[Supplied entries]:
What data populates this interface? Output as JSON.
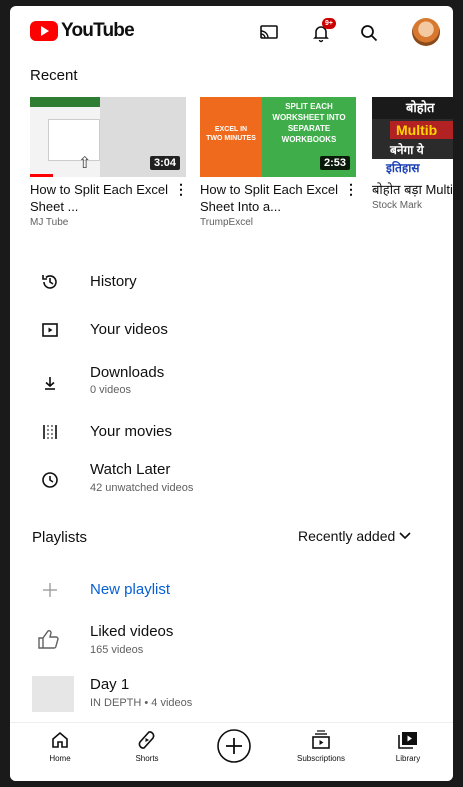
{
  "header": {
    "logo_text": "YouTube",
    "notification_badge": "9+",
    "icons": [
      "cast-icon",
      "bell-icon",
      "search-icon",
      "avatar"
    ]
  },
  "recent": {
    "title": "Recent",
    "videos": [
      {
        "title": "How to Split Each Excel Sheet ...",
        "channel": "MJ Tube",
        "duration": "3:04",
        "progress": 0.15
      },
      {
        "title": "How to Split Each Excel Sheet Into a...",
        "channel": "TrumpExcel",
        "duration": "2:53",
        "thumb_text_left": "EXCEL IN TWO MINUTES",
        "thumb_text_right": "SPLIT EACH WORKSHEET INTO SEPARATE WORKBOOKS",
        "progress": 0.0
      },
      {
        "title": "बोहोत बड़ा Multibagger",
        "channel": "Stock Mark",
        "thumb_text_top": "बोहोत",
        "thumb_text_mid": "Multib",
        "thumb_text_bottom": "बनेगा ये",
        "thumb_text_foot": "इतिहास",
        "progress": 0.0
      }
    ]
  },
  "menu": [
    {
      "label": "History",
      "icon": "history-icon"
    },
    {
      "label": "Your videos",
      "icon": "play-box-icon"
    },
    {
      "label": "Downloads",
      "sub": "0 videos",
      "icon": "download-icon"
    },
    {
      "label": "Your movies",
      "icon": "film-icon"
    },
    {
      "label": "Watch Later",
      "sub": "42 unwatched videos",
      "icon": "clock-icon"
    }
  ],
  "playlists": {
    "title": "Playlists",
    "sort_label": "Recently added",
    "new_playlist": "New playlist",
    "items": [
      {
        "label": "Liked videos",
        "sub": "165 videos",
        "icon": "thumbs-up-icon"
      },
      {
        "label": "Day 1",
        "sub": "IN DEPTH • 4 videos",
        "icon": "playlist-thumb"
      }
    ]
  },
  "bottom_nav": [
    {
      "label": "Home",
      "icon": "home-icon"
    },
    {
      "label": "Shorts",
      "icon": "shorts-icon"
    },
    {
      "label": "",
      "icon": "create-plus-icon"
    },
    {
      "label": "Subscriptions",
      "icon": "subscriptions-icon"
    },
    {
      "label": "Library",
      "icon": "library-icon"
    }
  ],
  "colors": {
    "brand_red": "#ff0000",
    "text": "#0f0f0f",
    "secondary": "#606060",
    "link_blue": "#065fd4"
  }
}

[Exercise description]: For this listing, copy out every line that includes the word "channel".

[Written response]:
        "channel": "MJ Tube",
        "channel": "TrumpExcel",
        "channel": "Stock Mark",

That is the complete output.